#### What you are asked to do:
Exactly and in full, give the records again.

[Opening Records shown section]

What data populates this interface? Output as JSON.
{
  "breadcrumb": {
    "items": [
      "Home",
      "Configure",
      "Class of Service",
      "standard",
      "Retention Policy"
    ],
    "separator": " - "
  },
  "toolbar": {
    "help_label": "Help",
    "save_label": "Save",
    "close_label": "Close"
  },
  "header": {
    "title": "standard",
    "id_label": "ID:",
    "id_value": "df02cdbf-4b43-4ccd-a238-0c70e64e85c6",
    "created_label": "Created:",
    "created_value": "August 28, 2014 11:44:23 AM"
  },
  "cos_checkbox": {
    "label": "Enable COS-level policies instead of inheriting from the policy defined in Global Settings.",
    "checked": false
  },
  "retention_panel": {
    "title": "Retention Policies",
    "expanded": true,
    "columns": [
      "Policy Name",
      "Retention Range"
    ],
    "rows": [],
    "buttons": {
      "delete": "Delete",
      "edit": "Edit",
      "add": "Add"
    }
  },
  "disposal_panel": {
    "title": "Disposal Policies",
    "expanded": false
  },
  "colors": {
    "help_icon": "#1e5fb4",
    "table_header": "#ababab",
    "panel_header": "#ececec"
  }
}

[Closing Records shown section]

#### Solution for this problem:
What data populates this interface? Output as JSON.
{
  "breadcrumb": {
    "items": [
      "Home",
      "Configure",
      "Class of Service",
      "standard",
      "Retention Policy"
    ],
    "separator": " - "
  },
  "toolbar": {
    "help_label": "Help",
    "save_label": "Save",
    "close_label": "Close"
  },
  "header": {
    "title": "standard",
    "id_label": "ID:",
    "id_value": "df02cdbf-4b43-4ccd-a238-0c70e64e85c6",
    "created_label": "Created:",
    "created_value": "August 28, 2014 11:44:23 AM"
  },
  "cos_checkbox": {
    "label": "Enable COS-level policies instead of inheriting from the policy defined in Global Settings.",
    "checked": false
  },
  "retention_panel": {
    "title": "Retention Policies",
    "expanded": true,
    "columns": [
      "Policy Name",
      "Retention Range"
    ],
    "rows": [],
    "buttons": {
      "delete": "Delete",
      "edit": "Edit",
      "add": "Add"
    }
  },
  "disposal_panel": {
    "title": "Disposal Policies",
    "expanded": false
  },
  "colors": {
    "help_icon": "#1e5fb4",
    "table_header": "#ababab",
    "panel_header": "#ececec"
  }
}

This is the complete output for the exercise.